Walterboro attorney Margie Bright Matthews will become the second woman actively serving in the S.C. Senate when she is sworn in later this year.
The Democrat crushed Republican Al Fernandez on Tuesday night in the special election to replace the late state Sen. Clementa Pinckney, just over five months after he was gunned down inside his Charleston church alongside eight of his parishioners.
She will join Republican Sen. Katrina Shealy of Lexington as the only women in the state's upper chamber. She will finish out Pinckney's term, which ends late next year.
Bright Matthews ultimately secured more than 88 percent of votes cast Tuesday, although the almost 5,500 votes cast represent only 8.6 percent voter turnout for the district, according to results posted by the S.C. Elections Commission.
Education and economic development topped Bright Matthews' campaign agendas for the sprawling six-county Lowcountry district, which includes some of the poorest, most neglected areas in South Carolina.
The lone Republican in the race, Fernandez had hoped to pull off an unlikely upset for the GOP in a deep-blue pocket of the state. Despite an effort to rally the Hispanic community in the district over the weekend, he mustered only 750 votes on Tuesday, according to elections results.
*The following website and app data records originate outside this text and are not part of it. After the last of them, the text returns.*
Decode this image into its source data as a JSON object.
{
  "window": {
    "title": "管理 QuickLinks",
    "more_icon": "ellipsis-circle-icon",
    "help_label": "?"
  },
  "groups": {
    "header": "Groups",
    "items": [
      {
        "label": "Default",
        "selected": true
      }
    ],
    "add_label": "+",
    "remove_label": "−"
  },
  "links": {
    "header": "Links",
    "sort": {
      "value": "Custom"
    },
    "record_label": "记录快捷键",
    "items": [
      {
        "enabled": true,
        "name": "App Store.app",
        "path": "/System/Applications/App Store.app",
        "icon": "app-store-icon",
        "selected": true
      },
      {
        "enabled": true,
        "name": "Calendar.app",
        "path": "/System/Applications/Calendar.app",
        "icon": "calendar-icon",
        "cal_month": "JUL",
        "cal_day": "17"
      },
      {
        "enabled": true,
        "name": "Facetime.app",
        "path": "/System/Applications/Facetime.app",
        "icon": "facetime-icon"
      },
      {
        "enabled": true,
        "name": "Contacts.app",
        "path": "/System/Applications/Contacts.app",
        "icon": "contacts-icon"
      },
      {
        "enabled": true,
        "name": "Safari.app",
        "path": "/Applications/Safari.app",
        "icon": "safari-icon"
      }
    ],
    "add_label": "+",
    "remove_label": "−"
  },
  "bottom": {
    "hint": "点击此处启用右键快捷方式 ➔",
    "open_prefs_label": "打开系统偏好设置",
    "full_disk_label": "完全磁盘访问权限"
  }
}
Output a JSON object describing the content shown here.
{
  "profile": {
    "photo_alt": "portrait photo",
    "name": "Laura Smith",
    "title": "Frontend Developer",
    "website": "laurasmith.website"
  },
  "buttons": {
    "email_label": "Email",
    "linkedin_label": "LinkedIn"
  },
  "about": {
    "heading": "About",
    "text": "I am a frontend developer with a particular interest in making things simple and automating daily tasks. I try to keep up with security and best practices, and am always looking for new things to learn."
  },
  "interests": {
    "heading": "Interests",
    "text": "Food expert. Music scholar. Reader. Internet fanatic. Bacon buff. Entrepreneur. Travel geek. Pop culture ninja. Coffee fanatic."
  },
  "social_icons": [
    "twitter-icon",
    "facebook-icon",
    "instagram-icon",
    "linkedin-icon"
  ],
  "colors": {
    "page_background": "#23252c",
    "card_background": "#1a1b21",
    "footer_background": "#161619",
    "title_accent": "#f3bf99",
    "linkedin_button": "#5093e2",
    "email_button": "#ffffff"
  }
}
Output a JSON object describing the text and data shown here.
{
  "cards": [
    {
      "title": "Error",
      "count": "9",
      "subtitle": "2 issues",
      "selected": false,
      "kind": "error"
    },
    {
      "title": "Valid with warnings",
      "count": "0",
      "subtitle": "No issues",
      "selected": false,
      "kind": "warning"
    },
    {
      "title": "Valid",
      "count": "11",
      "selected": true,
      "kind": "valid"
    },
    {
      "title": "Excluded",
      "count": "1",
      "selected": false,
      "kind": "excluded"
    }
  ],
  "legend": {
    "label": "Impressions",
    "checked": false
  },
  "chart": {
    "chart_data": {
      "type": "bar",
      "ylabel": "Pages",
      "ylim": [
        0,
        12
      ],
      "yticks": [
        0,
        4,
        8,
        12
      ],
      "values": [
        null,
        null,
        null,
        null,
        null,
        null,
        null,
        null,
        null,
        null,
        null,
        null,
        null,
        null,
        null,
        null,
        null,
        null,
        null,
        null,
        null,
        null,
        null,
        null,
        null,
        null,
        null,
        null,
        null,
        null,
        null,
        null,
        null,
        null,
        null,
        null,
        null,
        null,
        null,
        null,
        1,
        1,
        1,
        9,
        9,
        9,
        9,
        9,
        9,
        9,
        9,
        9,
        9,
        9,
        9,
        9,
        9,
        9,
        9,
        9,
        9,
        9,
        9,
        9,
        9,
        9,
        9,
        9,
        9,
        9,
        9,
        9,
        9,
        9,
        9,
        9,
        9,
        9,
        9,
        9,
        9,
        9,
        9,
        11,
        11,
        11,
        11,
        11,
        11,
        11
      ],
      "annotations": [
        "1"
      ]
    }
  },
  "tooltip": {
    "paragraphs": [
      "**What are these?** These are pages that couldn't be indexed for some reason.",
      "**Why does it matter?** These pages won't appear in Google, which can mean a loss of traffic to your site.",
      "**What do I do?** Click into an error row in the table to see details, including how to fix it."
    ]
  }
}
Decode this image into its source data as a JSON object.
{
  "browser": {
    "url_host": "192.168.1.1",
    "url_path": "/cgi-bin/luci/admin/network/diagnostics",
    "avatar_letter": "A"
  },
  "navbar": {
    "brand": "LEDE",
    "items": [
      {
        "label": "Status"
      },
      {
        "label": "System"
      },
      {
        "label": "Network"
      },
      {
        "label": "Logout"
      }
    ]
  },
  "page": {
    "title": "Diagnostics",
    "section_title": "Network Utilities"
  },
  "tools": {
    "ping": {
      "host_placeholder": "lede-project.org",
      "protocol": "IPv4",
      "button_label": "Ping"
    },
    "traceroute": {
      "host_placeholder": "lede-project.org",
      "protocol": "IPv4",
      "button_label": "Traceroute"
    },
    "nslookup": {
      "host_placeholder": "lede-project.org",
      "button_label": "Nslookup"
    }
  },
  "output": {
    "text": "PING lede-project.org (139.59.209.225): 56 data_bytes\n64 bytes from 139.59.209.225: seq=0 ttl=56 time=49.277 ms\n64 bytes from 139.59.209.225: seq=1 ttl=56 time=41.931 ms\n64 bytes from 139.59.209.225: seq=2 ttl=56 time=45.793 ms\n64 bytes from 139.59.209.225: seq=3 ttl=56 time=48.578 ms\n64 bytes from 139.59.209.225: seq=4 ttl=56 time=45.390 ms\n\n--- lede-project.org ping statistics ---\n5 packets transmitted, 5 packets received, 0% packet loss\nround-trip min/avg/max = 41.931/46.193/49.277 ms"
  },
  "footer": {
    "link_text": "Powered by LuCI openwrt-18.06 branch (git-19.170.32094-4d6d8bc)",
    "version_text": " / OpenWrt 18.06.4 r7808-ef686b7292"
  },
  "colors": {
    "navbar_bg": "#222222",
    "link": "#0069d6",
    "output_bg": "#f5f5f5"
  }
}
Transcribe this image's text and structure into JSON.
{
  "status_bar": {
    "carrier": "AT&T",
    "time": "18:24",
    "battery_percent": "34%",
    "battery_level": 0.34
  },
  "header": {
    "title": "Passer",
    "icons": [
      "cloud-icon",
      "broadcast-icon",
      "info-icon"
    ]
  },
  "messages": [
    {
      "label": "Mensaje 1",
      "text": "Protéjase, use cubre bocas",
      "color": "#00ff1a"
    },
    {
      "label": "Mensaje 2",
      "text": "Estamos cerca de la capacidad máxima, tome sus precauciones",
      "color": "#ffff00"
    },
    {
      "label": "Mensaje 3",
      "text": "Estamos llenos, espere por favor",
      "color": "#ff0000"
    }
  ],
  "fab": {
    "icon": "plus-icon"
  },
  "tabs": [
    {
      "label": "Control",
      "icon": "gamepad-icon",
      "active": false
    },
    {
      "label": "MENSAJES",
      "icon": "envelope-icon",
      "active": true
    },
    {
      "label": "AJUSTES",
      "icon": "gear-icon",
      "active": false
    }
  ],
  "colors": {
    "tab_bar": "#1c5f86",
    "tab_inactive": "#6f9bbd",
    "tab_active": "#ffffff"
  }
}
Attempts to reach both candidates on Tuesday night were unsuccessful.
Bright Matthews received far more support than any other candidate ahead of Tuesday's special election.
She exponentially out-raised every candidate over the course of the three-month race, with almost $137,000 in total contributions as of Oct. 9, according to the most recent state campaign finance filings.
She was backed largely by the state's legal community, with dozens of attorneys, law firms and legal advocacy political action committees contributing the maximum $1,000 to her campaign, according to campaign records.
She defeated state Rep. Kenneth Hodges, D-Green Pond, in a runoff for the Democratic nomination for the seat last month.
Despite the smooth sailing Tuesday night, however, Bright Matthews has faced questions about whether she actually lives in the district and about delinquent property taxes.
Earlier this month she paid Colleton County almost $8,000 in delinquent taxes and fees to save six properties owned by her and her husband, Patrick Matthews, from the county's tax auction. She still owes another $6,200 to Colleton County in back taxes and fees for the couple's home on Jones Swamp Road, according to county officials.
Bright Matthews has said her personal finances are not relevant to her would-be duties as a legislator.
Follow reporter Zach Murdock on Twitter at twitter.com/IPBG_Zach and on Facebook at facebook.com/IPBGZach.